(Web page and app entries)
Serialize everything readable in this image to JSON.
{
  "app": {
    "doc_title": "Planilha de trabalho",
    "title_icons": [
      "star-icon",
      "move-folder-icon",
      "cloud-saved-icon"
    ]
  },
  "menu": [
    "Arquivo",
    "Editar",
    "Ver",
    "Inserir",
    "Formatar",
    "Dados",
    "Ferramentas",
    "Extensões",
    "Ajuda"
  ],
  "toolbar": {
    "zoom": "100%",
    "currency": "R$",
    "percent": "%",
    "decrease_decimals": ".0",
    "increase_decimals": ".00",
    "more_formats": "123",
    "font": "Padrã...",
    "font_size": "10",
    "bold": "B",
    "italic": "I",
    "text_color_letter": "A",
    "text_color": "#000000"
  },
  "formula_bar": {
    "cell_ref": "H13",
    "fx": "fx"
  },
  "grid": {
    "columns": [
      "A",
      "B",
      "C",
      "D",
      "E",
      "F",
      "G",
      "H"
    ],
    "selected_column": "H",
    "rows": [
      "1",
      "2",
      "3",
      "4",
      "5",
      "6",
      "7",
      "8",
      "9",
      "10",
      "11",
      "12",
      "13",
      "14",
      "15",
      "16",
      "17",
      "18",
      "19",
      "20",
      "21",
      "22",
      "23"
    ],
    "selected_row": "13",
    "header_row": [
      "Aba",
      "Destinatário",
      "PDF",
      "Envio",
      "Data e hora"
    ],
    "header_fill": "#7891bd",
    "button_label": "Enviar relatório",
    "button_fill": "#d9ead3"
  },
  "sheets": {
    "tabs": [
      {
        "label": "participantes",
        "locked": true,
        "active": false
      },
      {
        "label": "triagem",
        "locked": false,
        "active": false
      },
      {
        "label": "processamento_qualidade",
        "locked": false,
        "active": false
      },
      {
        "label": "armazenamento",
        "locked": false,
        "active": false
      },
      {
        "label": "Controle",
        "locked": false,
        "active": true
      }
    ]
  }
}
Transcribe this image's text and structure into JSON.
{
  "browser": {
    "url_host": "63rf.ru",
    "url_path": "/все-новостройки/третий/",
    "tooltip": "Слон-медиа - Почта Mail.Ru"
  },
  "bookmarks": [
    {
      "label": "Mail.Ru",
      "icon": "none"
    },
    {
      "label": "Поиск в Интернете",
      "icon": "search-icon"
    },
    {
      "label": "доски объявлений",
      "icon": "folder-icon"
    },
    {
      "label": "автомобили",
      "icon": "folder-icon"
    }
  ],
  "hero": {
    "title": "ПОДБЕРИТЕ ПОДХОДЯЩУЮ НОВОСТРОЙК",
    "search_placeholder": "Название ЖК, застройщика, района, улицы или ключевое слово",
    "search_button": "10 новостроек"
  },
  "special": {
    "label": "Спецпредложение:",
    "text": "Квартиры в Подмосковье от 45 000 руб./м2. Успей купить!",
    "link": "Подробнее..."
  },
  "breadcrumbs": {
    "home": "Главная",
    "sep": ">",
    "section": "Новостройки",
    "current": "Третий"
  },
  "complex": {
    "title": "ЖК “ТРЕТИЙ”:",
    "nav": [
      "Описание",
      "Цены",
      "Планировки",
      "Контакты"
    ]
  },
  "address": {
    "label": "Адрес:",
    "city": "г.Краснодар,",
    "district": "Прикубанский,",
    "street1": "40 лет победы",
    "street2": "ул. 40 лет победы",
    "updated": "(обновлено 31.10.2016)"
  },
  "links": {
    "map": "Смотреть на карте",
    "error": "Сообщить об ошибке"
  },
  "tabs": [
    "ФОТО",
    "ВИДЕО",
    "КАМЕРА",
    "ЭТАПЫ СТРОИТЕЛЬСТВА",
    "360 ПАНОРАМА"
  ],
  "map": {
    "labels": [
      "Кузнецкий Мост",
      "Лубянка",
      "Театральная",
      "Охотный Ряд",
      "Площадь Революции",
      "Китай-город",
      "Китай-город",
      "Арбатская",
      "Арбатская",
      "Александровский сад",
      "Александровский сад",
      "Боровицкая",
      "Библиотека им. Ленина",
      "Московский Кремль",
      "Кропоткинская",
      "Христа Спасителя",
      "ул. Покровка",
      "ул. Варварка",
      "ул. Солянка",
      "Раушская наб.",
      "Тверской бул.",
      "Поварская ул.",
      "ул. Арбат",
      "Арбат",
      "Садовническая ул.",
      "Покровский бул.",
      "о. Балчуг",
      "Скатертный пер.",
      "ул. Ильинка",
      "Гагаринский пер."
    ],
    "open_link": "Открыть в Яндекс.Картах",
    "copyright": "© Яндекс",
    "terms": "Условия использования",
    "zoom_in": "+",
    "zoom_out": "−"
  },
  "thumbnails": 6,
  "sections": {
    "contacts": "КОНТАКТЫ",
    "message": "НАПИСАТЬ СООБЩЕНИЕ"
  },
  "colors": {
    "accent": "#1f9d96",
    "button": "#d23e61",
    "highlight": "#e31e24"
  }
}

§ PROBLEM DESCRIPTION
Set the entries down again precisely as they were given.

§ WORKED SOLUTION
Serialize everything readable in this image to JSON.
{
  "app": {
    "doc_title": "Planilha de trabalho",
    "title_icons": [
      "star-icon",
      "move-folder-icon",
      "cloud-saved-icon"
    ]
  },
  "menu": [
    "Arquivo",
    "Editar",
    "Ver",
    "Inserir",
    "Formatar",
    "Dados",
    "Ferramentas",
    "Extensões",
    "Ajuda"
  ],
  "toolbar": {
    "zoom": "100%",
    "currency": "R$",
    "percent": "%",
    "decrease_decimals": ".0",
    "increase_decimals": ".00",
    "more_formats": "123",
    "font": "Padrã...",
    "font_size": "10",
    "bold": "B",
    "italic": "I",
    "text_color_letter": "A",
    "text_color": "#000000"
  },
  "formula_bar": {
    "cell_ref": "H13",
    "fx": "fx"
  },
  "grid": {
    "columns": [
      "A",
      "B",
      "C",
      "D",
      "E",
      "F",
      "G",
      "H"
    ],
    "selected_column": "H",
    "rows": [
      "1",
      "2",
      "3",
      "4",
      "5",
      "6",
      "7",
      "8",
      "9",
      "10",
      "11",
      "12",
      "13",
      "14",
      "15",
      "16",
      "17",
      "18",
      "19",
      "20",
      "21",
      "22",
      "23"
    ],
    "selected_row": "13",
    "header_row": [
      "Aba",
      "Destinatário",
      "PDF",
      "Envio",
      "Data e hora"
    ],
    "header_fill": "#7891bd",
    "button_label": "Enviar relatório",
    "button_fill": "#d9ead3"
  },
  "sheets": {
    "tabs": [
      {
        "label": "participantes",
        "locked": true,
        "active": false
      },
      {
        "label": "triagem",
        "locked": false,
        "active": false
      },
      {
        "label": "processamento_qualidade",
        "locked": false,
        "active": false
      },
      {
        "label": "armazenamento",
        "locked": false,
        "active": false
      },
      {
        "label": "Controle",
        "locked": false,
        "active": true
      }
    ]
  }
}
Transcribe this image's text and structure into JSON.
{
  "browser": {
    "url_host": "63rf.ru",
    "url_path": "/все-новостройки/третий/",
    "tooltip": "Слон-медиа - Почта Mail.Ru"
  },
  "bookmarks": [
    {
      "label": "Mail.Ru",
      "icon": "none"
    },
    {
      "label": "Поиск в Интернете",
      "icon": "search-icon"
    },
    {
      "label": "доски объявлений",
      "icon": "folder-icon"
    },
    {
      "label": "автомобили",
      "icon": "folder-icon"
    }
  ],
  "hero": {
    "title": "ПОДБЕРИТЕ ПОДХОДЯЩУЮ НОВОСТРОЙК",
    "search_placeholder": "Название ЖК, застройщика, района, улицы или ключевое слово",
    "search_button": "10 новостроек"
  },
  "special": {
    "label": "Спецпредложение:",
    "text": "Квартиры в Подмосковье от 45 000 руб./м2. Успей купить!",
    "link": "Подробнее..."
  },
  "breadcrumbs": {
    "home": "Главная",
    "sep": ">",
    "section": "Новостройки",
    "current": "Третий"
  },
  "complex": {
    "title": "ЖК “ТРЕТИЙ”:",
    "nav": [
      "Описание",
      "Цены",
      "Планировки",
      "Контакты"
    ]
  },
  "address": {
    "label": "Адрес:",
    "city": "г.Краснодар,",
    "district": "Прикубанский,",
    "street1": "40 лет победы",
    "street2": "ул. 40 лет победы",
    "updated": "(обновлено 31.10.2016)"
  },
  "links": {
    "map": "Смотреть на карте",
    "error": "Сообщить об ошибке"
  },
  "tabs": [
    "ФОТО",
    "ВИДЕО",
    "КАМЕРА",
    "ЭТАПЫ СТРОИТЕЛЬСТВА",
    "360 ПАНОРАМА"
  ],
  "map": {
    "labels": [
      "Кузнецкий Мост",
      "Лубянка",
      "Театральная",
      "Охотный Ряд",
      "Площадь Революции",
      "Китай-город",
      "Китай-город",
      "Арбатская",
      "Арбатская",
      "Александровский сад",
      "Александровский сад",
      "Боровицкая",
      "Библиотека им. Ленина",
      "Московский Кремль",
      "Кропоткинская",
      "Христа Спасителя",
      "ул. Покровка",
      "ул. Варварка",
      "ул. Солянка",
      "Раушская наб.",
      "Тверской бул.",
      "Поварская ул.",
      "ул. Арбат",
      "Арбат",
      "Садовническая ул.",
      "Покровский бул.",
      "о. Балчуг",
      "Скатертный пер.",
      "ул. Ильинка",
      "Гагаринский пер."
    ],
    "open_link": "Открыть в Яндекс.Картах",
    "copyright": "© Яндекс",
    "terms": "Условия использования",
    "zoom_in": "+",
    "zoom_out": "−"
  },
  "thumbnails": 6,
  "sections": {
    "contacts": "КОНТАКТЫ",
    "message": "НАПИСАТЬ СООБЩЕНИЕ"
  },
  "colors": {
    "accent": "#1f9d96",
    "button": "#d23e61",
    "highlight": "#e31e24"
  }
}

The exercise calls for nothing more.